EXTRACTED RECORDS
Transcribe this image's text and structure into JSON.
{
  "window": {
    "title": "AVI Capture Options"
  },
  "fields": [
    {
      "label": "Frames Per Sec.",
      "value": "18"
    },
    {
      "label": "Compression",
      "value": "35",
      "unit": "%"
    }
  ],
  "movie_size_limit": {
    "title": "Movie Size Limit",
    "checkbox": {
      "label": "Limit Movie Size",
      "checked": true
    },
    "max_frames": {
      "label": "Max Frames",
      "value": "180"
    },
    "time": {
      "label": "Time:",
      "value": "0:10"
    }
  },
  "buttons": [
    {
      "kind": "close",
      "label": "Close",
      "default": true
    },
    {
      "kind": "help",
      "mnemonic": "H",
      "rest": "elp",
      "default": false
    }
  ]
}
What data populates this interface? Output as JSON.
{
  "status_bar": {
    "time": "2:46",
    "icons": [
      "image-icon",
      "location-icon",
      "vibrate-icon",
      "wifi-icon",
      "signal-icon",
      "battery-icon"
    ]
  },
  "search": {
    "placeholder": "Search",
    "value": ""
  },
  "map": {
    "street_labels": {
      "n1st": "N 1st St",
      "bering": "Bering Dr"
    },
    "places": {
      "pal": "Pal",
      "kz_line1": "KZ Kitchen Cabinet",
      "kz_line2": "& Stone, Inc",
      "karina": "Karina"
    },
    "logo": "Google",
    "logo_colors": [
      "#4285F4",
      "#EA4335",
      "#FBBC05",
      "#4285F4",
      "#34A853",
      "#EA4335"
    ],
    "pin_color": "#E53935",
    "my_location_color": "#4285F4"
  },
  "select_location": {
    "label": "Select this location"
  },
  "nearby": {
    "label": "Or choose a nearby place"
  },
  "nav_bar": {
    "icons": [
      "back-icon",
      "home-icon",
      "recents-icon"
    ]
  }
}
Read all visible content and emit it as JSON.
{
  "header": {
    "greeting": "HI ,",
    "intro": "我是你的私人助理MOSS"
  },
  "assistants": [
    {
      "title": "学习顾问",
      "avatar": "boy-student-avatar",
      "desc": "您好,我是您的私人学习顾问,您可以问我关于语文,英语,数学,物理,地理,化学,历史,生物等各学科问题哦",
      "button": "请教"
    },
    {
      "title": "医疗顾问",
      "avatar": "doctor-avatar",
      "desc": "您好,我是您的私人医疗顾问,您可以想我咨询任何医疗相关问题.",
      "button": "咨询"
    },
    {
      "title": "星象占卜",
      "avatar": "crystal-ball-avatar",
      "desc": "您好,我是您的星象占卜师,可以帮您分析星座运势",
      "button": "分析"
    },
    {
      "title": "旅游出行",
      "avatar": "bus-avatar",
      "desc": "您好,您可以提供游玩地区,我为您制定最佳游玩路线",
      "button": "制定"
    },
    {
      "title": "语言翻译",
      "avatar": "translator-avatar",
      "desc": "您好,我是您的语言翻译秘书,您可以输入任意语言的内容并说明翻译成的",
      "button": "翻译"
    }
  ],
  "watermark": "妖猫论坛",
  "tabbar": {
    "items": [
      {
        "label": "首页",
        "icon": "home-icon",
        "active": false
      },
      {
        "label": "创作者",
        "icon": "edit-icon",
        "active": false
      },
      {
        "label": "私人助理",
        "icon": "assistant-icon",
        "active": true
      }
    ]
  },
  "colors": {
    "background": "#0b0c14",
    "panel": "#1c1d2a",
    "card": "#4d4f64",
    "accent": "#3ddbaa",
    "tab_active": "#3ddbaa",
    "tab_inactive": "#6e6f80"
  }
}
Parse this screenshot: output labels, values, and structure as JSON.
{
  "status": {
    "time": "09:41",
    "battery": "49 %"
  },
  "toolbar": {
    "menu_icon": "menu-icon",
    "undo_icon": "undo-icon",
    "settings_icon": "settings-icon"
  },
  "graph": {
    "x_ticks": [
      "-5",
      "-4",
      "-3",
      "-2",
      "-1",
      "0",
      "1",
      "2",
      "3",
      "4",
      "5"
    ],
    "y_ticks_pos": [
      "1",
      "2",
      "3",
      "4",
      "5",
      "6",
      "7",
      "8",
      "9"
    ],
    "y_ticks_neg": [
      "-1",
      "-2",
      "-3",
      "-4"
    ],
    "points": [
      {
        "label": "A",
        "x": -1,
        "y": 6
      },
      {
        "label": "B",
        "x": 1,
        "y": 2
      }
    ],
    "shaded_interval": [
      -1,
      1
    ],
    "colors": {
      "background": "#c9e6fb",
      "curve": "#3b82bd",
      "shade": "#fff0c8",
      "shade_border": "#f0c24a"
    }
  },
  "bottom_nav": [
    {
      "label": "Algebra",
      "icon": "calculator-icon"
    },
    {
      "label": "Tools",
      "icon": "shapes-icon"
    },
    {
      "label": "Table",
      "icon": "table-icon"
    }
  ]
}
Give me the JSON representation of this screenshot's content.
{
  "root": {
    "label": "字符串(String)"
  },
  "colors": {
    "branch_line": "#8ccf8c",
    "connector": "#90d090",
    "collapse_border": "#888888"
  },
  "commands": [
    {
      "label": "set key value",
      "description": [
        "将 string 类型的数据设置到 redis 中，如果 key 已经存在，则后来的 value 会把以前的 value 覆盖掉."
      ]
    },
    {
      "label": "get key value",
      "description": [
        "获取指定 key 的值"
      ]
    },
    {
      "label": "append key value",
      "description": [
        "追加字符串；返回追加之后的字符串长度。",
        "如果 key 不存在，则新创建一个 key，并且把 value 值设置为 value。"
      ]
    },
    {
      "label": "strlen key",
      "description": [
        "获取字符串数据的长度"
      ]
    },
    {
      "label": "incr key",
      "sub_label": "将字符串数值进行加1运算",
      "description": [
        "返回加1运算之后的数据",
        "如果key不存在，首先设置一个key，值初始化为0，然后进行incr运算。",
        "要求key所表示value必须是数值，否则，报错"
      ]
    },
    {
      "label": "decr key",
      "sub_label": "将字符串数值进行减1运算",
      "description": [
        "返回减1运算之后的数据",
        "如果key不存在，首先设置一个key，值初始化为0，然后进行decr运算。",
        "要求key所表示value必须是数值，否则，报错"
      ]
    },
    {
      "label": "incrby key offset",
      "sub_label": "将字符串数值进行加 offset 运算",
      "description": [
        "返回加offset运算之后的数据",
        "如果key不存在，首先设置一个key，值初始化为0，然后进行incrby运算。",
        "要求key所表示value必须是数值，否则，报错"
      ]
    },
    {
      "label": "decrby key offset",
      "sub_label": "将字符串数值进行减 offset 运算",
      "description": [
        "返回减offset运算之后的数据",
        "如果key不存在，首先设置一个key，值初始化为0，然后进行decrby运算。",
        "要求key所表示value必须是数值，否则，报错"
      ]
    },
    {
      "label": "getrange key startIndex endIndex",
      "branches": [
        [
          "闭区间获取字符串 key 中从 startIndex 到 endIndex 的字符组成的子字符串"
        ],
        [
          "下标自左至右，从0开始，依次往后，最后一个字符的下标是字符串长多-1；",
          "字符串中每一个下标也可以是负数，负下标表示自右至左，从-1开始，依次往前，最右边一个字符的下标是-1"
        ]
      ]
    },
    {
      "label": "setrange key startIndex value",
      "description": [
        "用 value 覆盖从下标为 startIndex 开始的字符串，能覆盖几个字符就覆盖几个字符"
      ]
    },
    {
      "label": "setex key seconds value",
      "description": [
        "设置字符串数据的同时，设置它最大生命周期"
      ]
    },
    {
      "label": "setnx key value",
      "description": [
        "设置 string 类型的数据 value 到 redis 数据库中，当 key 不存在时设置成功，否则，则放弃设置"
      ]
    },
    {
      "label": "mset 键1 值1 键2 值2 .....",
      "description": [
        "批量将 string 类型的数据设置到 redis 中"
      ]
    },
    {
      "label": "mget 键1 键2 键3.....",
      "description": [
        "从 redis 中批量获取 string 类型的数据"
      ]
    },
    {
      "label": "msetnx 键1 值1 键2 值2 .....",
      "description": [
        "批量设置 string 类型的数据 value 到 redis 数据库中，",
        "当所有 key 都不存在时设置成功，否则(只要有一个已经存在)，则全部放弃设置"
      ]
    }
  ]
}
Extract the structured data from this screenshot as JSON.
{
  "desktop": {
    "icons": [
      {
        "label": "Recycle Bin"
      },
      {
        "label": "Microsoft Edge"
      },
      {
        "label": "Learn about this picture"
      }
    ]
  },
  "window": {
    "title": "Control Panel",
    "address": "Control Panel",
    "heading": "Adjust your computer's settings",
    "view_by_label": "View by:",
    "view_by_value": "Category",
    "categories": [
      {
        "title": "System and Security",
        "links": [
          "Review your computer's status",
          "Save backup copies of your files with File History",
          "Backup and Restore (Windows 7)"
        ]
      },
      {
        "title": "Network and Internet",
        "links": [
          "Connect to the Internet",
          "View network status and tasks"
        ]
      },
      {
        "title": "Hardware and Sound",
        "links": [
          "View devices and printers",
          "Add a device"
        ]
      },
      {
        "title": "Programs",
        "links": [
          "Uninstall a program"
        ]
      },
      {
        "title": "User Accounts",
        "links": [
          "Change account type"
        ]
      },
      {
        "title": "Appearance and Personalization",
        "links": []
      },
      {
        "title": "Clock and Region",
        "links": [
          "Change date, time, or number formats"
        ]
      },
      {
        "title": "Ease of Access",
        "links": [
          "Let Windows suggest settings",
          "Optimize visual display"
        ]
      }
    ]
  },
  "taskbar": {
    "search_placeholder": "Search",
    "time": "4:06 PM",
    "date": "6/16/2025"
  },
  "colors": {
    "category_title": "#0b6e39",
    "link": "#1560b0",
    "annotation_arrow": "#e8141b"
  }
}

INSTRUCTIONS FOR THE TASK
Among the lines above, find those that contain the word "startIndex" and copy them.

RESULT OF THIS TASK
      "label": "getrange key startIndex endIndex",
          "闭区间获取字符串 key 中从 startIndex 到 endIndex 的字符组成的子字符串"
      "label": "setrange key startIndex value",
        "用 value 覆盖从下标为 startIndex 开始的字符串，能覆盖几个字符就覆盖几个字符"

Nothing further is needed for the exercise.